TRY IT -
Please reproduce the listing word for word. Pictures stay out.

INPUT MATERIAL -
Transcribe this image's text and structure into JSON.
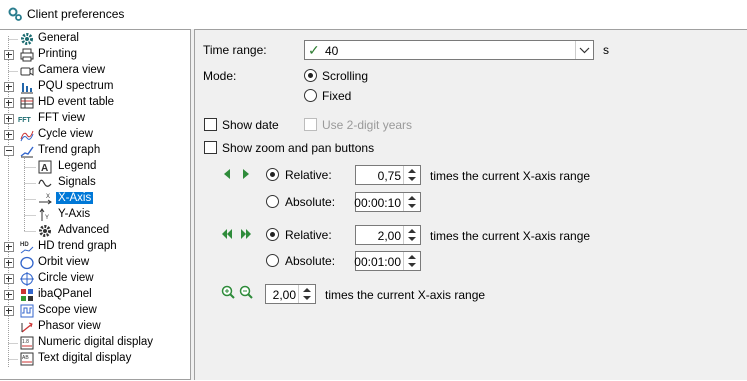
{
  "window": {
    "title": "Client preferences",
    "icon": "gears-icon"
  },
  "tree": {
    "items": [
      {
        "label": "General",
        "icon": "gear-icon"
      },
      {
        "label": "Printing",
        "icon": "printer-icon"
      },
      {
        "label": "Camera view",
        "icon": "camera-icon"
      },
      {
        "label": "PQU spectrum",
        "icon": "bar-chart-icon"
      },
      {
        "label": "HD event table",
        "icon": "table-icon"
      },
      {
        "label": "FFT view",
        "icon": "fft-icon"
      },
      {
        "label": "Cycle view",
        "icon": "cycle-icon"
      },
      {
        "label": "Trend graph",
        "icon": "trend-icon"
      },
      {
        "label": "Legend",
        "icon": "legend-icon"
      },
      {
        "label": "Signals",
        "icon": "signal-wave-icon"
      },
      {
        "label": "X-Axis",
        "icon": "x-axis-icon",
        "selected": true
      },
      {
        "label": "Y-Axis",
        "icon": "y-axis-icon"
      },
      {
        "label": "Advanced",
        "icon": "gear-icon"
      },
      {
        "label": "HD trend graph",
        "icon": "hd-trend-icon"
      },
      {
        "label": "Orbit view",
        "icon": "orbit-icon"
      },
      {
        "label": "Circle view",
        "icon": "circle-view-icon"
      },
      {
        "label": "ibaQPanel",
        "icon": "qpanel-icon"
      },
      {
        "label": "Scope view",
        "icon": "scope-icon"
      },
      {
        "label": "Phasor view",
        "icon": "phasor-icon"
      },
      {
        "label": "Numeric digital display",
        "icon": "numeric-display-icon"
      },
      {
        "label": "Text digital display",
        "icon": "text-display-icon"
      }
    ]
  },
  "panel": {
    "time_range_label": "Time range:",
    "time_range_value": "40",
    "time_range_unit": "s",
    "mode_label": "Mode:",
    "mode_scrolling": "Scrolling",
    "mode_fixed": "Fixed",
    "mode_selected": "Scrolling",
    "show_date": "Show date",
    "show_date_checked": false,
    "use_2digit": "Use 2-digit years",
    "show_zoom": "Show zoom and pan buttons",
    "show_zoom_checked": false,
    "step": {
      "relative_label": "Relative:",
      "relative_value": "0,75",
      "relative_suffix": "times the current X-axis range",
      "absolute_label": "Absolute:",
      "absolute_value": "00:00:10",
      "selected": "Relative"
    },
    "page": {
      "relative_label": "Relative:",
      "relative_value": "2,00",
      "relative_suffix": "times the current X-axis range",
      "absolute_label": "Absolute:",
      "absolute_value": "00:01:00",
      "selected": "Relative"
    },
    "zoom": {
      "value": "2,00",
      "suffix": "times the current X-axis range"
    }
  },
  "colors": {
    "accent": "#0078d7",
    "arrow_green": "#2e8b3a"
  }
}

SOLUTION TO THIS TASK -
Transcribe this image's text and structure into JSON.
{
  "window": {
    "title": "Client preferences",
    "icon": "gears-icon"
  },
  "tree": {
    "items": [
      {
        "label": "General",
        "icon": "gear-icon"
      },
      {
        "label": "Printing",
        "icon": "printer-icon"
      },
      {
        "label": "Camera view",
        "icon": "camera-icon"
      },
      {
        "label": "PQU spectrum",
        "icon": "bar-chart-icon"
      },
      {
        "label": "HD event table",
        "icon": "table-icon"
      },
      {
        "label": "FFT view",
        "icon": "fft-icon"
      },
      {
        "label": "Cycle view",
        "icon": "cycle-icon"
      },
      {
        "label": "Trend graph",
        "icon": "trend-icon"
      },
      {
        "label": "Legend",
        "icon": "legend-icon"
      },
      {
        "label": "Signals",
        "icon": "signal-wave-icon"
      },
      {
        "label": "X-Axis",
        "icon": "x-axis-icon",
        "selected": true
      },
      {
        "label": "Y-Axis",
        "icon": "y-axis-icon"
      },
      {
        "label": "Advanced",
        "icon": "gear-icon"
      },
      {
        "label": "HD trend graph",
        "icon": "hd-trend-icon"
      },
      {
        "label": "Orbit view",
        "icon": "orbit-icon"
      },
      {
        "label": "Circle view",
        "icon": "circle-view-icon"
      },
      {
        "label": "ibaQPanel",
        "icon": "qpanel-icon"
      },
      {
        "label": "Scope view",
        "icon": "scope-icon"
      },
      {
        "label": "Phasor view",
        "icon": "phasor-icon"
      },
      {
        "label": "Numeric digital display",
        "icon": "numeric-display-icon"
      },
      {
        "label": "Text digital display",
        "icon": "text-display-icon"
      }
    ]
  },
  "panel": {
    "time_range_label": "Time range:",
    "time_range_value": "40",
    "time_range_unit": "s",
    "mode_label": "Mode:",
    "mode_scrolling": "Scrolling",
    "mode_fixed": "Fixed",
    "mode_selected": "Scrolling",
    "show_date": "Show date",
    "show_date_checked": false,
    "use_2digit": "Use 2-digit years",
    "show_zoom": "Show zoom and pan buttons",
    "show_zoom_checked": false,
    "step": {
      "relative_label": "Relative:",
      "relative_value": "0,75",
      "relative_suffix": "times the current X-axis range",
      "absolute_label": "Absolute:",
      "absolute_value": "00:00:10",
      "selected": "Relative"
    },
    "page": {
      "relative_label": "Relative:",
      "relative_value": "2,00",
      "relative_suffix": "times the current X-axis range",
      "absolute_label": "Absolute:",
      "absolute_value": "00:01:00",
      "selected": "Relative"
    },
    "zoom": {
      "value": "2,00",
      "suffix": "times the current X-axis range"
    }
  },
  "colors": {
    "accent": "#0078d7",
    "arrow_green": "#2e8b3a"
  }
}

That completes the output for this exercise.